LibertyWorks Inc., an Atlas Network partner based in Brisbane, Australia, recently hosted its annual LibertyFest Conference. This conference was held to celebrate existing liberties and discuss how liberties that have been lost can be restored. The event consisted of a day filled with speakers and entertainers whose mission was to advocate for liberty and stimulate thinking.
Over 200 attended the conference, where a total of 23 speakers were featured, including Andrew Cooper, president and founder of LibertyWorks, Inc., Tim Andrews, the executive director of the Australian Taxpayers’ Alliance, and Daniel J. Mitchell, a senior fellow at the Cato Institute. These intellectuals came together to speak on a variety of topics ranging from free speech and indigenous affairs to climate change and the economy.
Following the presentations, there was a gala dinner which included the presentation of the Inaugural Liberty Award, given to an Australian who has significantly moved the liberty movement forward in the preceding year. This year’s award was presented to Anthony Morris, a prominent Queensland Barrister. He was granted the award for his work campaigning to reduce legal impediments to free speech and for his pro-bono work on behalf of the students involved in the Queensland University of Technology (QUT) case.

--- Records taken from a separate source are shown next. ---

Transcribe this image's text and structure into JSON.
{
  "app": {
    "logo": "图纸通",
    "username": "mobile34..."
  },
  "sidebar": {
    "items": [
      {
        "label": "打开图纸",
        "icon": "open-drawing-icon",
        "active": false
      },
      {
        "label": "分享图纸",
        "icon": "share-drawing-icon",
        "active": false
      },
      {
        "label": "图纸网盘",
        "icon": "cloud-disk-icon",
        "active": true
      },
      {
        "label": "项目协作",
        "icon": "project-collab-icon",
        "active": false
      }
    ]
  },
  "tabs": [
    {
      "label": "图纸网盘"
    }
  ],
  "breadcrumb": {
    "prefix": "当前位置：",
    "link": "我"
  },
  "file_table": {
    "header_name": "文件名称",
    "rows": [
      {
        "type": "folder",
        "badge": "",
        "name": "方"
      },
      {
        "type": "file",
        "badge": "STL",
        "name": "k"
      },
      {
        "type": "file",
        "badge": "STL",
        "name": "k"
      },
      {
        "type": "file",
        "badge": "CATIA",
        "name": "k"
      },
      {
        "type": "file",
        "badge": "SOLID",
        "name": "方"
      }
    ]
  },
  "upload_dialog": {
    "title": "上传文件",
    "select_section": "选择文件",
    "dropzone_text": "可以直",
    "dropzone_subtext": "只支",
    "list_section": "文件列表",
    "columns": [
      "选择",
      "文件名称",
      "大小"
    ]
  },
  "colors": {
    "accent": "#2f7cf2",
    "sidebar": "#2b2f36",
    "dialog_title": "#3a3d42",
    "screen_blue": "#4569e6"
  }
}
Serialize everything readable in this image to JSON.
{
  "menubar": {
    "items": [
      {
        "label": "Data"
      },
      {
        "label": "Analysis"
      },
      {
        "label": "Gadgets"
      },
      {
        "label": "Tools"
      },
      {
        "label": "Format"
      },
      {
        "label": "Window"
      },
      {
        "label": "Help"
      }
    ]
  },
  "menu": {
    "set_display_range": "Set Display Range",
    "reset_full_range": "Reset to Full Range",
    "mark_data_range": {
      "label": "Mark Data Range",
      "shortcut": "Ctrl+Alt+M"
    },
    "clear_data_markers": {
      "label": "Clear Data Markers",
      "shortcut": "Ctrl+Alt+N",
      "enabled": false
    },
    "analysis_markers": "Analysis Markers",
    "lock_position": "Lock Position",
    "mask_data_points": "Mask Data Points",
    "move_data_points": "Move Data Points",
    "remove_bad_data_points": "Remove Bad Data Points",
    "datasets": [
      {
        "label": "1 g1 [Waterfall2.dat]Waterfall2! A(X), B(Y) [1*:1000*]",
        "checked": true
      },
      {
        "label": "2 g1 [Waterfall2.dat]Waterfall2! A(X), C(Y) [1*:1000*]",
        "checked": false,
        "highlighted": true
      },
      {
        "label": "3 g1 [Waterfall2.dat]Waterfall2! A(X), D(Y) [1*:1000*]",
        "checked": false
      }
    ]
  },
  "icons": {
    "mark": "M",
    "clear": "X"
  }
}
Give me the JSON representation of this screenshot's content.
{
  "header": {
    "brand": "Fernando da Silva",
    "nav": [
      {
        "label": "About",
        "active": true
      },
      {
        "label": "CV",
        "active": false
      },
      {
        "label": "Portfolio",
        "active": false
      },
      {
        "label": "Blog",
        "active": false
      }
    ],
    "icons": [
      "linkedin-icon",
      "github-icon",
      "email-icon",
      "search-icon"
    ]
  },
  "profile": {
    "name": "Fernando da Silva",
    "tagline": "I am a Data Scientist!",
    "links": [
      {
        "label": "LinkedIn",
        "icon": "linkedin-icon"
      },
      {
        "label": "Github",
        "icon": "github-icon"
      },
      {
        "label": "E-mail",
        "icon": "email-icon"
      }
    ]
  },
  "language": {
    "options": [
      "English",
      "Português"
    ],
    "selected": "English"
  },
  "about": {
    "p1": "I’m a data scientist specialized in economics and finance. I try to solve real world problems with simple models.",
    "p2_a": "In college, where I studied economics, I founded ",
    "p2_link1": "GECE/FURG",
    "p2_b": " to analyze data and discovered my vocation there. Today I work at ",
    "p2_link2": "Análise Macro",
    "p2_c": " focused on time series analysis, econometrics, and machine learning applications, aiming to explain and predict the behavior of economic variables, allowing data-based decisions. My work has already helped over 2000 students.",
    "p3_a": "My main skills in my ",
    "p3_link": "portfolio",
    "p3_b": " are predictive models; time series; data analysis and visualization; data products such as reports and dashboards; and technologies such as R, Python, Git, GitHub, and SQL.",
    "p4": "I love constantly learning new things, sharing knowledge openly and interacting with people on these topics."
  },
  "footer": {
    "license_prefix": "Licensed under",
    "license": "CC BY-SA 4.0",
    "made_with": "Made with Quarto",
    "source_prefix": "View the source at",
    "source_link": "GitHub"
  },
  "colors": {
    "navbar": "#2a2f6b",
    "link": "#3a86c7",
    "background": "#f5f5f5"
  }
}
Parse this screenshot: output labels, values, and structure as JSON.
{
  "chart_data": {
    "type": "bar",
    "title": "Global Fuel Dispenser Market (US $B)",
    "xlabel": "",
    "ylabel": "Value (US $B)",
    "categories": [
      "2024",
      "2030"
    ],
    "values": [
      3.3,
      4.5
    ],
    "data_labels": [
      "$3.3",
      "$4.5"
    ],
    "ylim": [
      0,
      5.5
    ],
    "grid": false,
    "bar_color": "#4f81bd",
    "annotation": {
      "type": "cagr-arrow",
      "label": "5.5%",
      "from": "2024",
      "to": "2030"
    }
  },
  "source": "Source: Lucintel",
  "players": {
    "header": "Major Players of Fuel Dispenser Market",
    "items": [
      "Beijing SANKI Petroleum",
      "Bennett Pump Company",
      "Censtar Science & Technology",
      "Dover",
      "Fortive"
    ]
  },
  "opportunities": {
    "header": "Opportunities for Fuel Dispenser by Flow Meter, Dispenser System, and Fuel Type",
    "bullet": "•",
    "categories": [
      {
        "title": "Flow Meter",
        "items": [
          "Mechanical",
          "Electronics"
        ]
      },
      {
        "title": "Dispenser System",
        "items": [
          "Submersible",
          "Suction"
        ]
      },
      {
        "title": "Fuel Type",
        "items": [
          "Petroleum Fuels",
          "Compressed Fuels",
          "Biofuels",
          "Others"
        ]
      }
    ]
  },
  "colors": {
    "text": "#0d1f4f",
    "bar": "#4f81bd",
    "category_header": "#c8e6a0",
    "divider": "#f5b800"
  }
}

The QUT case involved three male students who were asked to leave a computer lab for indigenous students by Cindy Prior, an administrative assistant at QUT. Those students commented on Facebook about being asked to leave and Prior felt those comments were inappropriate. Feeling that the university did not take sufficient action against these students for their comments, Prior lodged a complaint in the Australian Human Rights Commission and later commenced proceedings in the Federal Circuit Court. Morris helped the students to extricate themselves from the legal battle. The case was eventually dismissed.